*Task details*. Only the lines from the one with "Transcribe this image's" through the last line of the material below belong in the answer, copied exactly and without pictures.

*Extracted records*.
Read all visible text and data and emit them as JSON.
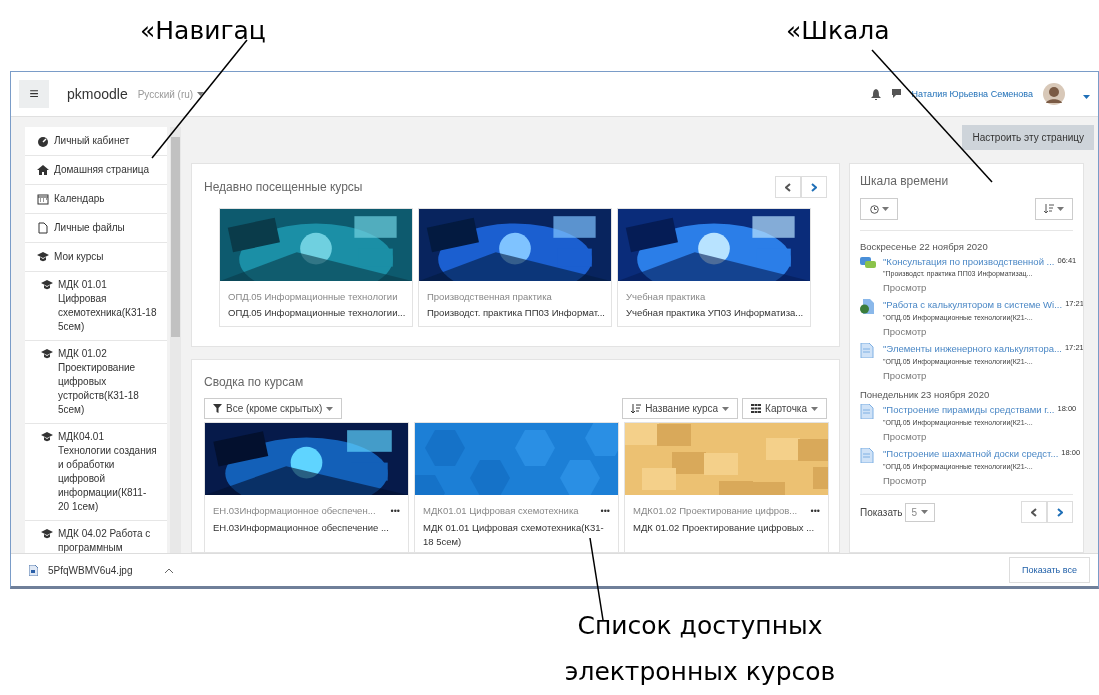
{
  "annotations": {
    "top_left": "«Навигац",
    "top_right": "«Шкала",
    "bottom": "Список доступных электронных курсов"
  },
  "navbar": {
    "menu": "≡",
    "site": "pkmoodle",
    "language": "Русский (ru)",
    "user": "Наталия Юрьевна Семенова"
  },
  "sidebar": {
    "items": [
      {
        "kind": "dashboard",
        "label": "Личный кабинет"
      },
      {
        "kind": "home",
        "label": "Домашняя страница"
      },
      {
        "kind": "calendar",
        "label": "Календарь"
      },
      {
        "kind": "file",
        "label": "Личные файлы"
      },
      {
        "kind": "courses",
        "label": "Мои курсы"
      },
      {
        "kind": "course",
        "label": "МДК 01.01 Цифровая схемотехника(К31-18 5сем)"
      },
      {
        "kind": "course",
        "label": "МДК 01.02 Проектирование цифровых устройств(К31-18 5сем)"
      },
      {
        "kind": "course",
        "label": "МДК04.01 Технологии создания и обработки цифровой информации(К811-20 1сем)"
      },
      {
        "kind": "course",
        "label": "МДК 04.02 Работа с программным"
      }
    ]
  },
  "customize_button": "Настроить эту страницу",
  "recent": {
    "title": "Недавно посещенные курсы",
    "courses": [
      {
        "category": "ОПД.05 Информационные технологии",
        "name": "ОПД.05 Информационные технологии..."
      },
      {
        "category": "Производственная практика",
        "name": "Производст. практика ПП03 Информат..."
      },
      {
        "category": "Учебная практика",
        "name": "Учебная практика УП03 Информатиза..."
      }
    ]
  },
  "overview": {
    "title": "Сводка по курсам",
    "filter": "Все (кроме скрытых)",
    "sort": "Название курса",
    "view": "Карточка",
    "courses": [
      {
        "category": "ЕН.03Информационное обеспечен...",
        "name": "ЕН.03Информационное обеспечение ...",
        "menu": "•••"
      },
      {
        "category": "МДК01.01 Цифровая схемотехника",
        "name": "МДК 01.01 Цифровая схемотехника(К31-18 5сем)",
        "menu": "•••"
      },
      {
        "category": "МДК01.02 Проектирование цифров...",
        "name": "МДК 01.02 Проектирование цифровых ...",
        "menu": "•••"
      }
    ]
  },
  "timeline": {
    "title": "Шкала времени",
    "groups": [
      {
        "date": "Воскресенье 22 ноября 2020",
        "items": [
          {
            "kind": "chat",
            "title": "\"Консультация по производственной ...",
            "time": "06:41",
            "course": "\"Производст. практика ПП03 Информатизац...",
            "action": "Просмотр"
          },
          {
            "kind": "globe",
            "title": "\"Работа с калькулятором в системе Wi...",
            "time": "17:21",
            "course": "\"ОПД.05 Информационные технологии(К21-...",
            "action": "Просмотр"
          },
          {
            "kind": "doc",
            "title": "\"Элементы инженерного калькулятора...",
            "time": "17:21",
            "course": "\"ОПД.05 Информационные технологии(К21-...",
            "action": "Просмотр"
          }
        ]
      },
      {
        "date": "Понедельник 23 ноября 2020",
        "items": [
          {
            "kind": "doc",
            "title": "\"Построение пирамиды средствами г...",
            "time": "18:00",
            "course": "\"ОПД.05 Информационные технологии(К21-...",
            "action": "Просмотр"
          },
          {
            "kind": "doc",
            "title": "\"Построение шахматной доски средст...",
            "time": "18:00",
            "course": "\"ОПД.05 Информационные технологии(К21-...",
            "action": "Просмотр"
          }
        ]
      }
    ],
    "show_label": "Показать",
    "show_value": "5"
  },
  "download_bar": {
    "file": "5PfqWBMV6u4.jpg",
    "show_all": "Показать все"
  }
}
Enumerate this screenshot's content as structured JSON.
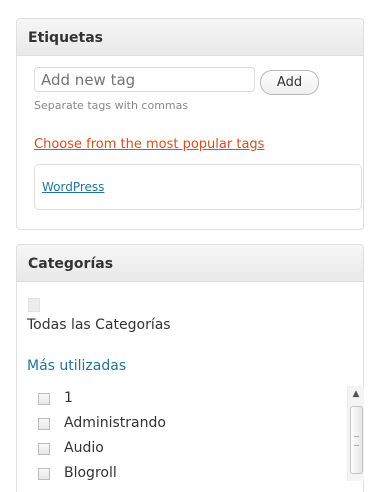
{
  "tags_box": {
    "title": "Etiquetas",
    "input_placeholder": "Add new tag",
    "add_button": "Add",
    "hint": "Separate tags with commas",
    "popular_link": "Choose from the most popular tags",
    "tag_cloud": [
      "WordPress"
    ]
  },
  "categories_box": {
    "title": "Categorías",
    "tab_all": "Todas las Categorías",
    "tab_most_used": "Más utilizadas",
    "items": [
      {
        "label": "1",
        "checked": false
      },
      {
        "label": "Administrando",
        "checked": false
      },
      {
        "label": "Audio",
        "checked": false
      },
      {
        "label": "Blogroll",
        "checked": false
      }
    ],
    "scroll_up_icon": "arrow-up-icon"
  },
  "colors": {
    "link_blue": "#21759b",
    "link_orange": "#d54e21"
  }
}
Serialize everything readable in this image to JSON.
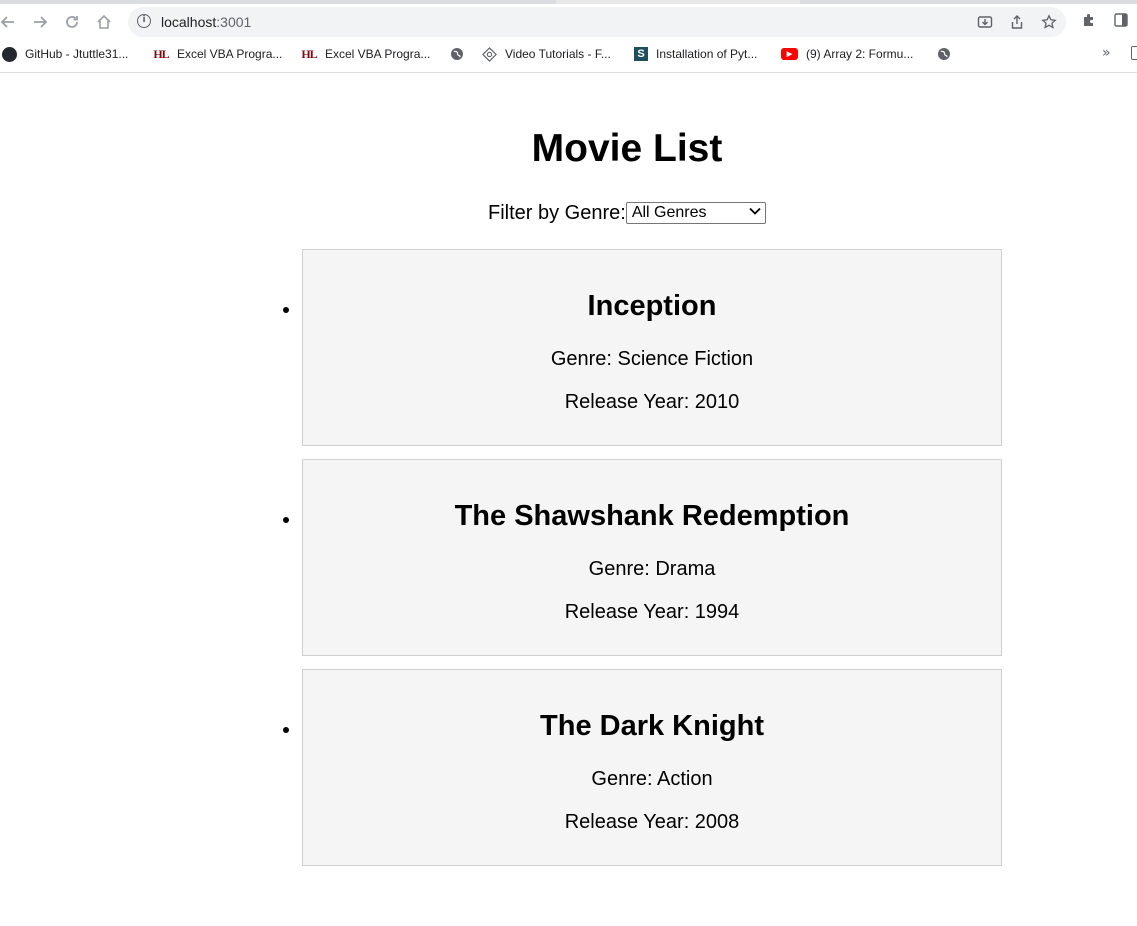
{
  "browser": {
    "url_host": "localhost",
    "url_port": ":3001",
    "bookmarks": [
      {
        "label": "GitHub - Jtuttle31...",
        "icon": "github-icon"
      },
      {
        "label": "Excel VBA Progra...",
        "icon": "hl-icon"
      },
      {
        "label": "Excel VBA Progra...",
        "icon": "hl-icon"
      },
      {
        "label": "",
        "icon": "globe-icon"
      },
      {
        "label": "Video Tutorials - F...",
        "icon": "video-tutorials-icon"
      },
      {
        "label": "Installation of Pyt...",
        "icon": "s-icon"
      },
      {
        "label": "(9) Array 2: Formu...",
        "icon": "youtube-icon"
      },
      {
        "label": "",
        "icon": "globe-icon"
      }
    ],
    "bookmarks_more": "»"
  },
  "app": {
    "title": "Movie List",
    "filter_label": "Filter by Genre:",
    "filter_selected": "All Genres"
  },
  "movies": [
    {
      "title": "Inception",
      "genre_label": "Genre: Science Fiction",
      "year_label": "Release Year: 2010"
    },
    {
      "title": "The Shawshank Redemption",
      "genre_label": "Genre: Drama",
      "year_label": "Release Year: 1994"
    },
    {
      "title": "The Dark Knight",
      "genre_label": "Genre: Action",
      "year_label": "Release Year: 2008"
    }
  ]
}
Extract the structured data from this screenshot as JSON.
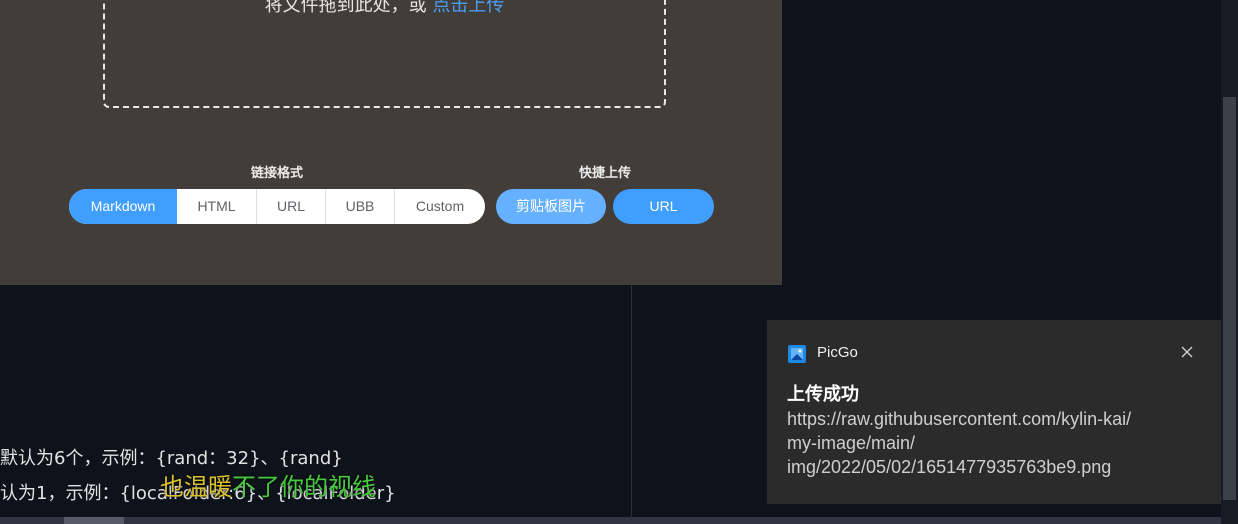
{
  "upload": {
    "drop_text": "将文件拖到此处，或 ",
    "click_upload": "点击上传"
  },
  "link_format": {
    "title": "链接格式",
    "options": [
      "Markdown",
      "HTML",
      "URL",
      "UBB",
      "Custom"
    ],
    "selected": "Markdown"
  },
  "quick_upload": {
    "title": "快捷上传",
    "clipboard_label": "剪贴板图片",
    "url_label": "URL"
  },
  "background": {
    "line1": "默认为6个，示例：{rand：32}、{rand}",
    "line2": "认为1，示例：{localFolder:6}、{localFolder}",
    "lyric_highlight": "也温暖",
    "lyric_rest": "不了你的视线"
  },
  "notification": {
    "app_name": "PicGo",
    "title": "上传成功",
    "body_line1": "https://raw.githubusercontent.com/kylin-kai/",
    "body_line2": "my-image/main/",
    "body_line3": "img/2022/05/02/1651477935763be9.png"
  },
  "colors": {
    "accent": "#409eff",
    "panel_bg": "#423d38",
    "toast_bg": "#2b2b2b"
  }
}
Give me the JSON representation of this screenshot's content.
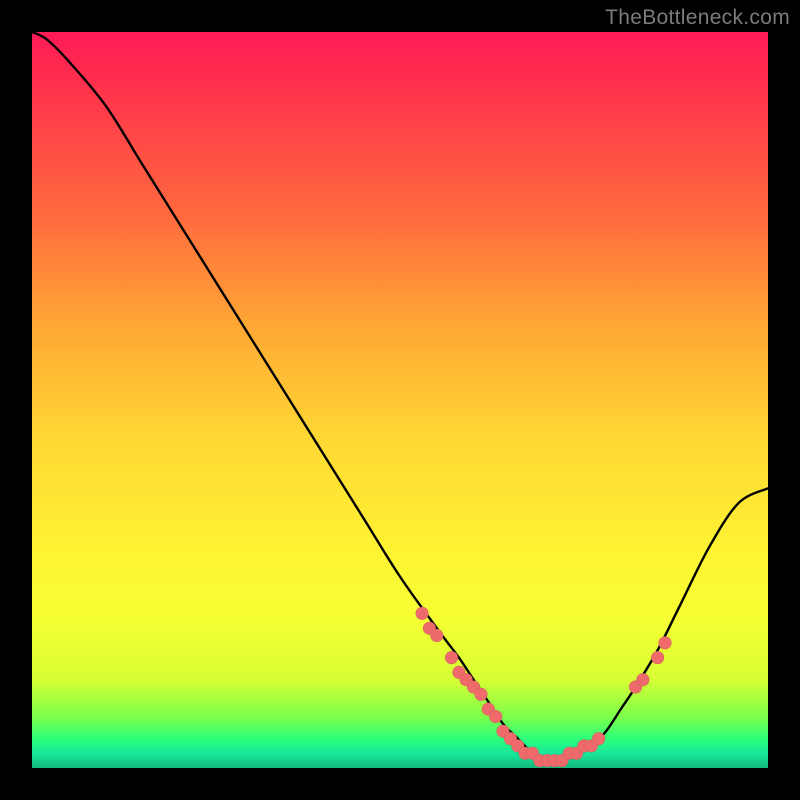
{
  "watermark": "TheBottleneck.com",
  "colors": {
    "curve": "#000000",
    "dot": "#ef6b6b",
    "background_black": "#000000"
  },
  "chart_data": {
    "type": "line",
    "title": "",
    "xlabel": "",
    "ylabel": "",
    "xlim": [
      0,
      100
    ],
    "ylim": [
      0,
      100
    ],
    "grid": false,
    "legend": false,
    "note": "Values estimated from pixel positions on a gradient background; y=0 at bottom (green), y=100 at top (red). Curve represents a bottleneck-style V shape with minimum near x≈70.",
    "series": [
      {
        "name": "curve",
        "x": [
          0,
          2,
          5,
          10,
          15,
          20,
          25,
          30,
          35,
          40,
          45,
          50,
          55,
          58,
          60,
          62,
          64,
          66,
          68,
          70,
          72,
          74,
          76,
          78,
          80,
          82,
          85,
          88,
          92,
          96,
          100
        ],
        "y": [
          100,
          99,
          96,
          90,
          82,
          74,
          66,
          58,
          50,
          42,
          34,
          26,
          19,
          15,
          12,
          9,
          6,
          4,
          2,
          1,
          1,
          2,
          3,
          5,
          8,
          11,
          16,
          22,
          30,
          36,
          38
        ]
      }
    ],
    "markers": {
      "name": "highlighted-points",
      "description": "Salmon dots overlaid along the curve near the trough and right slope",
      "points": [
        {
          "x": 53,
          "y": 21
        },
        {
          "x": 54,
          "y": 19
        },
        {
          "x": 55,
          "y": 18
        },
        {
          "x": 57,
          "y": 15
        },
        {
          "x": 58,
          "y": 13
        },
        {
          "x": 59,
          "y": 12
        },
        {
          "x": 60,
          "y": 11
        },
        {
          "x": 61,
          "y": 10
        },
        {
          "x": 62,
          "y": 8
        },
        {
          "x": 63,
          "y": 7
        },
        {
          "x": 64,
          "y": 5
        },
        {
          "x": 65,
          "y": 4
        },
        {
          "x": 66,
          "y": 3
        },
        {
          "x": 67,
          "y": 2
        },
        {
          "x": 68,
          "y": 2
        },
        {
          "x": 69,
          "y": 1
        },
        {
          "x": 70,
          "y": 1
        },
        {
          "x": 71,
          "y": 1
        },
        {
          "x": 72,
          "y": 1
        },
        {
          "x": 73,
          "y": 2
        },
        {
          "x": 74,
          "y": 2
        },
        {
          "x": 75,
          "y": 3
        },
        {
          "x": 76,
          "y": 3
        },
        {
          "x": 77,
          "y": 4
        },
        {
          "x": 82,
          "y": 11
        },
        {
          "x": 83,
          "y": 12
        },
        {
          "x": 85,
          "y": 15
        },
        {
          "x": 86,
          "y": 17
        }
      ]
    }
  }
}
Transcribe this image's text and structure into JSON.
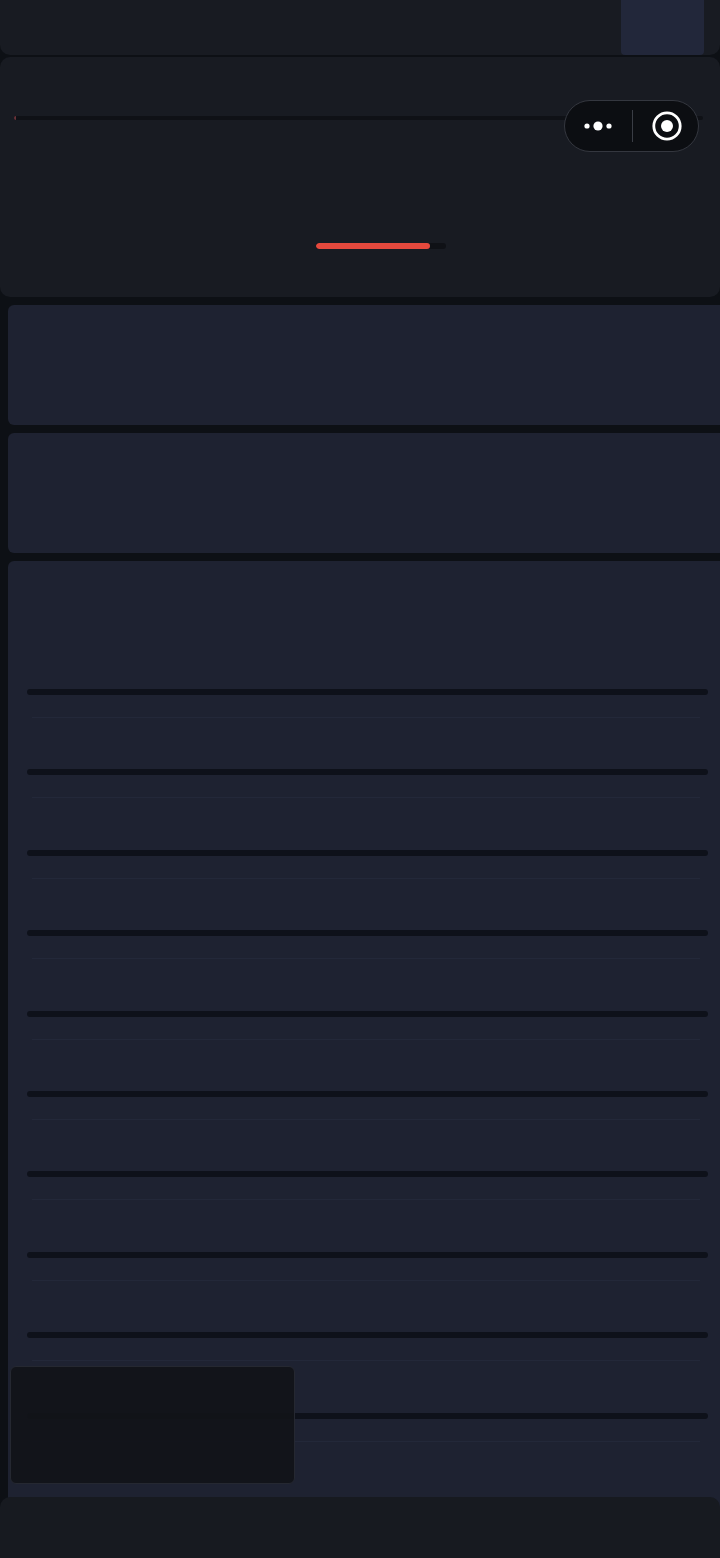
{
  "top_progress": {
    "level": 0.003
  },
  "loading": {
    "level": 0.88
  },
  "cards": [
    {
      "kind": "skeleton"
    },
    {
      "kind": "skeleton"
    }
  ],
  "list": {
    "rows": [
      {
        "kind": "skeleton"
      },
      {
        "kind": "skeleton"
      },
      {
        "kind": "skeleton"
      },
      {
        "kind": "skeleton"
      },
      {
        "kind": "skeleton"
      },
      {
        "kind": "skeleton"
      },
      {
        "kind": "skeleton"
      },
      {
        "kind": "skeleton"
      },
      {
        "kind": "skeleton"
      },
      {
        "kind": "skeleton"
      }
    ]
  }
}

*Answer*.
Transcribe this image's text and structure into JSON.
{
  "top_progress": {
    "level": 0.003
  },
  "loading": {
    "level": 0.88
  },
  "cards": [
    {
      "kind": "skeleton"
    },
    {
      "kind": "skeleton"
    }
  ],
  "list": {
    "rows": [
      {
        "kind": "skeleton"
      },
      {
        "kind": "skeleton"
      },
      {
        "kind": "skeleton"
      },
      {
        "kind": "skeleton"
      },
      {
        "kind": "skeleton"
      },
      {
        "kind": "skeleton"
      },
      {
        "kind": "skeleton"
      },
      {
        "kind": "skeleton"
      },
      {
        "kind": "skeleton"
      },
      {
        "kind": "skeleton"
      }
    ]
  }
}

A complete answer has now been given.